After reviewing her logs she says she was relieved to find that her lab had never studied the exact coronavirus spreading in Wuhan. But the filmmaker notes that another researcher at the lab is believed by some to have been patient zero. Her photo and profile were removed from the lab’s website and the government posted a statement denouncing rumors that she had died. But so far she has not been located.
Finally, here’s a bit of that retracted Chinese research paper on the likely origin of the virus:
The bats carrying CoV ZC45 were originally found in Yunnan or Zhejiang province, both of which were more than 900 kilometers away from the seafood market. Bats were normally found to live in caves and trees.
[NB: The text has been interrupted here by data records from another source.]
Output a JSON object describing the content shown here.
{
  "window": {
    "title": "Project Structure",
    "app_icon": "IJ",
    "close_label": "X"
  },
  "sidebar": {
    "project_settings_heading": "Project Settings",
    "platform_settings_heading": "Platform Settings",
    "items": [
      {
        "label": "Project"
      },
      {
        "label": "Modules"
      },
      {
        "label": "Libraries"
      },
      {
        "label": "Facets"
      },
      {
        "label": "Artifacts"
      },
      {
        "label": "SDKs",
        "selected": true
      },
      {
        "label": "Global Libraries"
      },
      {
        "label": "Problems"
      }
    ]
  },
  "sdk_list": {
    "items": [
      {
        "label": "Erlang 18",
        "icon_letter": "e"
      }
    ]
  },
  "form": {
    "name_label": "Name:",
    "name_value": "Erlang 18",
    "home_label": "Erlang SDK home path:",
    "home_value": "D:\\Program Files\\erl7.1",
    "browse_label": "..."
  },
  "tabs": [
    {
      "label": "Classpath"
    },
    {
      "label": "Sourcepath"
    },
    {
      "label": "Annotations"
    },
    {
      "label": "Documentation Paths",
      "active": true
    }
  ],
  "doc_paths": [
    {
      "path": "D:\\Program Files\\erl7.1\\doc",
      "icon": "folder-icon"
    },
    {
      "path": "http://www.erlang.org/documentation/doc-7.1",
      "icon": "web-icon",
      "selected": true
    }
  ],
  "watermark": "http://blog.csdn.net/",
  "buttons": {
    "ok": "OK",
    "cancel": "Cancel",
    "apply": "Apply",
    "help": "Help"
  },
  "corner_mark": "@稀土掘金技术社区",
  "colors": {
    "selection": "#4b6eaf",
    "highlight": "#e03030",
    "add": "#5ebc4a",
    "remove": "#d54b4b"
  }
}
But the seafood market is in a densely-populated district of Wuhan, a metropolitan [area] of ~15 million people. The probability was very low for the bats to fly to the market. According to municipal reports and the testimonies of 31 residents and 28 visitors, the bat was never a food source in the city, and no bat was traded in the market. There was possible natural recombination or intermediate host of the coronavirus, yet little proof has been reported.
Was there any other possible pathway? We screened the area around the seafood market and identified two laboratories conducting research on bat coronavirus. Within ~ 280 meters from the market, there was the Wuhan Center for Disease Control & Prevention. WHCDC hosted animals in laboratories for research purpose, one of which was specialized in pathogens collection and identification. In one of their studies, 155 bats including Rhinolophus affinis were captured in Hubei province, and other 450 bats were captured in Zhejiang province…
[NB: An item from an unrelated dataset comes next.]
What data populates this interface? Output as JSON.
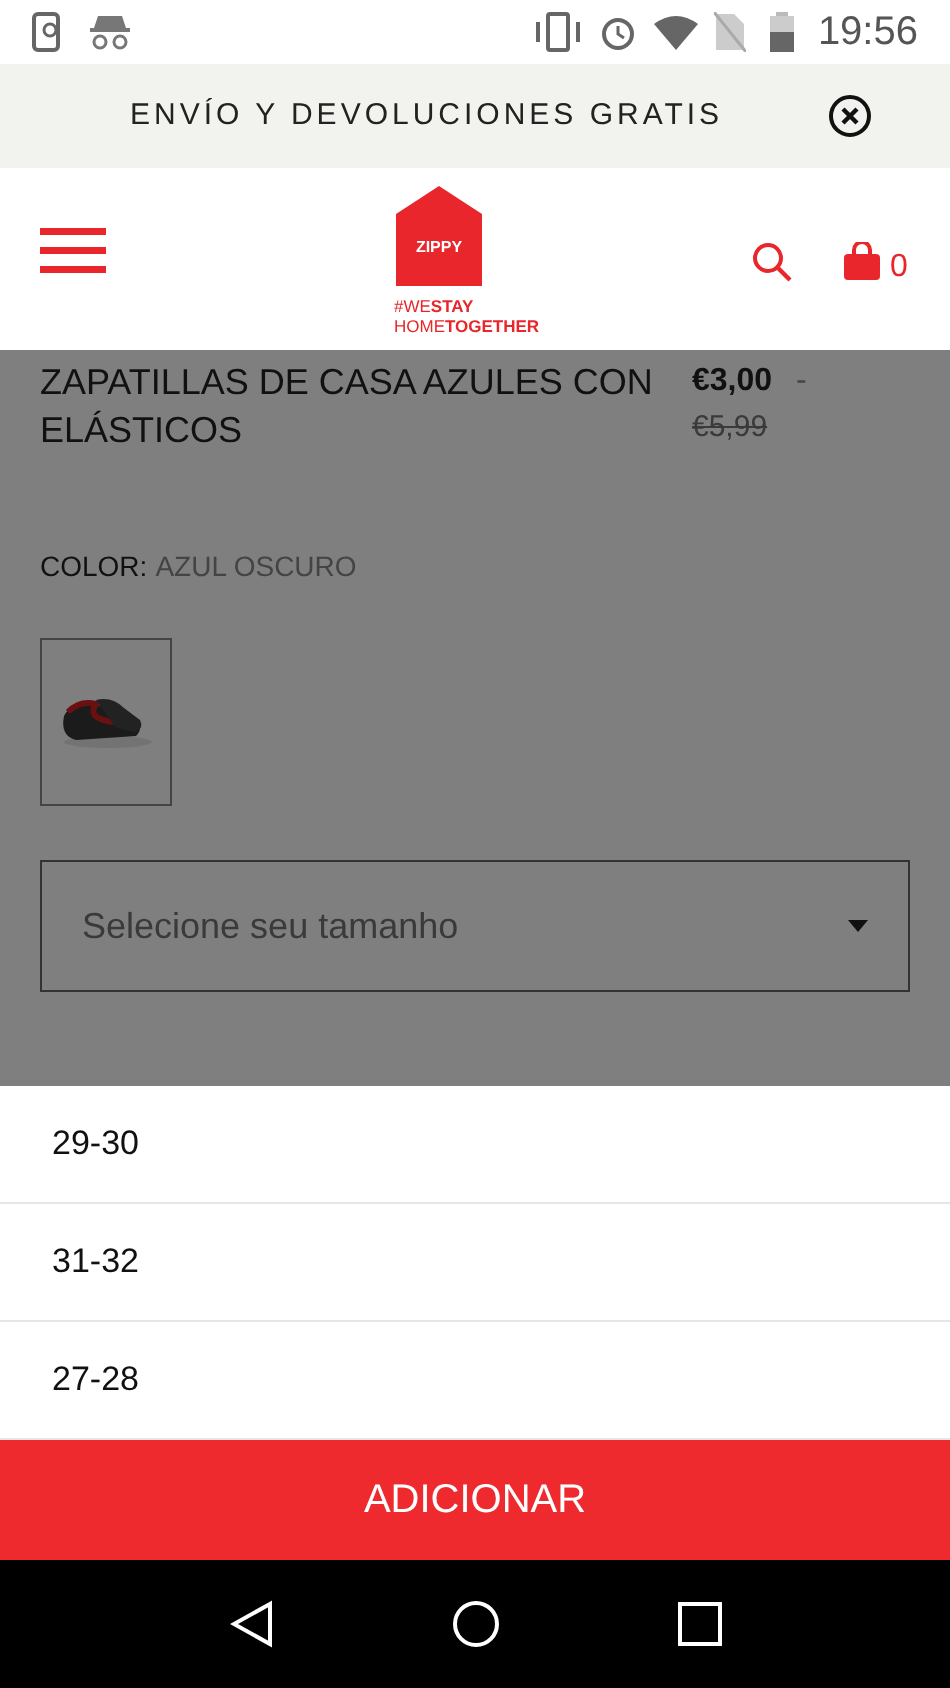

In summary, somebody was entangled with the evolution of 2019-nCoV coronavirus. In addition to origins of natural recombination and intermediate host, the killer coronavirus probably originated from a laboratory in Wuhan.
None of this is conclusive but it’s also not a wide-eyed conspiracy theory. In any case, we’d be crazy to take the CCP’s denials on it. Having blamed the origin of the virus on the U.S. and Italy at various points, the Chinese government has no credibility on this topic. That said, the conclusions drawn here are far from proven. The wet market origin of the virus may still turn out to be the truth in which case its proximity to two labs studying bats may be just an amazing coincidence.